Some Achievements of The Packard Motor Car Company


  •  First with a steering wheel, H-pattern gear shift, V-12 engine, thermostatic engine cooling, four-wheel brakes, hypoid rear axle, air conditioning, automatic overdrive, and torsion bar suspension (in the US).
  • First car to travel faster than 60 mph, first to cross the US under its own power, first TRUCK to cross the US.
  • First family to drive across the US drove a Packard (1908).
  • Principle designer and largest producer of the World War I Liberty aircraft engine.
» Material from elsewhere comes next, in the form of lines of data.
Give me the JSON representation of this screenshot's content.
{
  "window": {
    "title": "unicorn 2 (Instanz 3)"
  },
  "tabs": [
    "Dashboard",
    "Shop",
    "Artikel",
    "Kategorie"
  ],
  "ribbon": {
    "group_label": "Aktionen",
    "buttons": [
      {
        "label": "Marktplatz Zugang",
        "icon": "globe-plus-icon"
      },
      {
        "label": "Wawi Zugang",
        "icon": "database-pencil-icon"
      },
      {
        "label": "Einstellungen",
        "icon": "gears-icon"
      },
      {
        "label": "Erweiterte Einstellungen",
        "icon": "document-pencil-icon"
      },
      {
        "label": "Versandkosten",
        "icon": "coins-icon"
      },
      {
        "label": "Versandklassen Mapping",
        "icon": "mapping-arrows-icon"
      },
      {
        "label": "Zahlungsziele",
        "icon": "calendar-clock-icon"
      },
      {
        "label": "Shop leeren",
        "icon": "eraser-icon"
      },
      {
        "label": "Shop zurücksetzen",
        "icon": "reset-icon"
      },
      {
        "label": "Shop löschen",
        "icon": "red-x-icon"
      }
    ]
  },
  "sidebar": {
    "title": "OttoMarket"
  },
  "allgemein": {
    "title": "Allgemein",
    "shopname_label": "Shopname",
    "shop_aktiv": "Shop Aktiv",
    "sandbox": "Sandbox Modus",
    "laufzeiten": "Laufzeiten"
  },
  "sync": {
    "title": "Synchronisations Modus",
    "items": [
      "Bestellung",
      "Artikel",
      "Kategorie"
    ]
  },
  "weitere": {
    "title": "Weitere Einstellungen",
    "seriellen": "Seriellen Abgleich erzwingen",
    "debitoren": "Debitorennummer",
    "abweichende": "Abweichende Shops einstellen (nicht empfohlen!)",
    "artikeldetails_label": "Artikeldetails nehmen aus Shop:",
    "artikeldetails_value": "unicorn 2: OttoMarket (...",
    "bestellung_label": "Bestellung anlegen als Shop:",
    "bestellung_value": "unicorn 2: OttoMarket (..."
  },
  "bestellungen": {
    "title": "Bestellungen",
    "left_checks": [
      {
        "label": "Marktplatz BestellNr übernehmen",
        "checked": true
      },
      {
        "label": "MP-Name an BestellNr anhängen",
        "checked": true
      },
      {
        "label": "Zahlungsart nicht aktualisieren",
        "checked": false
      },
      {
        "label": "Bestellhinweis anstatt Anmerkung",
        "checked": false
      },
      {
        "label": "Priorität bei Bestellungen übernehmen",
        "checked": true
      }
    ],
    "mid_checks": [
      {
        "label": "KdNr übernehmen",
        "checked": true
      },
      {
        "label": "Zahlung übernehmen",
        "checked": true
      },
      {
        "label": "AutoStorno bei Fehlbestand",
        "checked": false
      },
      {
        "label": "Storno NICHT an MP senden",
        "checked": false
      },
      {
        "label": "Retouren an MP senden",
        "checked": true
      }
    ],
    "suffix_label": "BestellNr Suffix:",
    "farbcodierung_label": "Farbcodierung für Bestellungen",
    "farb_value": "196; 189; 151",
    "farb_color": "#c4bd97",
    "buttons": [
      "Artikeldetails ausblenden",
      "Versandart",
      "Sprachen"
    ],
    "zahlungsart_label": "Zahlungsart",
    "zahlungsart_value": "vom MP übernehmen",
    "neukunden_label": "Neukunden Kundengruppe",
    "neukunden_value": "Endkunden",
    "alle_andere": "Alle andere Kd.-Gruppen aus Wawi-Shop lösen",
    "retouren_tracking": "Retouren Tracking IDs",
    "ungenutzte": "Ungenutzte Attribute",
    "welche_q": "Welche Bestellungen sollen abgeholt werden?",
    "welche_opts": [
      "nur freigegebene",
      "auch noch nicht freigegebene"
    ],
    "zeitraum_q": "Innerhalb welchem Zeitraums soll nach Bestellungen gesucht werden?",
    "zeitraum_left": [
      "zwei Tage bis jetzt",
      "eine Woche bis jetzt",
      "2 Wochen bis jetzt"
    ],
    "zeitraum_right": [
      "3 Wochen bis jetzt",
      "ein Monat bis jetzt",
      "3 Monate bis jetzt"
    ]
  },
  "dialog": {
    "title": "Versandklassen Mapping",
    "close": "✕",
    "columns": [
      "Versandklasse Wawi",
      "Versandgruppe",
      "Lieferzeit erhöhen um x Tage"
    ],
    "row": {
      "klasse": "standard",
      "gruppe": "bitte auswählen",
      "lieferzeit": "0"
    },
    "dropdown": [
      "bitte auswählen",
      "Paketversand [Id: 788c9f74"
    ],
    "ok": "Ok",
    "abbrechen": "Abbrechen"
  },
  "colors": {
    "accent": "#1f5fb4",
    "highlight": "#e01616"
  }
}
Largest producer of Rolls-Royce Merlin aircraft engines and designed and built PT Boat engines during WW II.
  • Built first diesel aircraft engine to fly.
  • Only independent auto company to design and build an automatic transmission (ultramatic).
  • Numerous air and sea speed records set with Packard engines.
  • And the famous slogan:


ASK THE MAN WHO OWNS ONE

Packard Motor Car Co. of Chicago

PMCC Factory-Owned Sales Branch

and Distributor

2357 S. Michigan Ave.

Sevice Dept. at 1639 N. Wells St.

The Showroom is gone (it was about

two blocks from the Chess Records

Studios) but the garage is now

a Treasure Island grocery store

and is across the street from The

Second City Comedy Theater.


Packard Motor Car Co. of Chicago

Evanston Branch

1735 E. Railroad Ave.

Building is gone.


Packard Motor Car Co. of Chicago

Hubbard Woods Branch

925 Linden Ave.

Showroom is now a GAP store.


Packard Motor Car Co. of Chicago

South Shore Branch

1511 E. 71st St.


CHICAGO

A & A Motors

8309 S. Ashland


Balzekas Motors

3451 S. Archer

Son of the owner

Stanley Balzekas is in POC.


Buresch Motor Sales

3745 Ogden Ave.


Fashion Automobile Sales, Inc.

5042 S. Cottage Grove


Hill Motor Sales

4550 Washington Blvd.


Hon, Smithson & Raymond

1809 Devon Ave.


E.J. Lewis Motor Sales

120 E. 115th St

Closed in the early fifties when

the owner died.


Logan Square Motor Sales

2429 Milwaukee Ave.


Northwest Side Motors

3441 N. Cicero


Opas and Sons

1339 W. 51st St.


Edward Solbrig Motor Sales

6120 S. Western Ave.


CICERO

Ted Bartnick Motor Sales

5245 Cermak Rd.


CRYSTAL LAKE

L. B. Robbin & Son

405 Virginia St.


DANVILLE

V. P. Motors

317 N. Vermillion St.


DAVIS JUNCTION

R. V. Lace


DEKALB

Mull Motor Sales

802 S. Fourth St.


DIXON

Hemminger Garage

90 Ottawa St.


EAST CHICAGO, INDIANA

Tri-City Motors

3535 Michigan Blvd.


ELGIN

Elgin Motor Sales and Service

192 Wellington


ELMHURST

E. A. Langkafel

127 E. First St.


FREEPORT

C. A. Haller Sales Co.

208-


GALESBURG

Shrick Motor Co.

67 N. Cherry St.


GARY, INDIANA

Tri-City Motors

760 Washington St.


HAMMOND, INDIANA

Snodgrass Motor Sales

6530 Calumet Ave.


HARVARD

E. C. Ferris

Johnson & Front Sts.


JOLIET

Waddell Motor Co.

66 Scott St.​


KANKAKEE

Yeates & Betourne

100 W. Court St.


KEWANEE

Armour Motor Sales

​401 W. Second


LAGRANGE

LaGrange Motor Sales

​206 W. Burlington Ave.


LAPORTE, INDIANA

A. C. Mansfield

712 Monroe St.


Chicago Packard Dealers, 1941

(as of 2012)



A Distinguished Family...

Every year after World War II, Packard released a promotional photo montage showing a car for every they were in business. Sadly 1956 would be the last year that such a photo would be published. The final new car shown was a Caribbean Hardtop, a new and complimentary model to the Caribbean Convertible.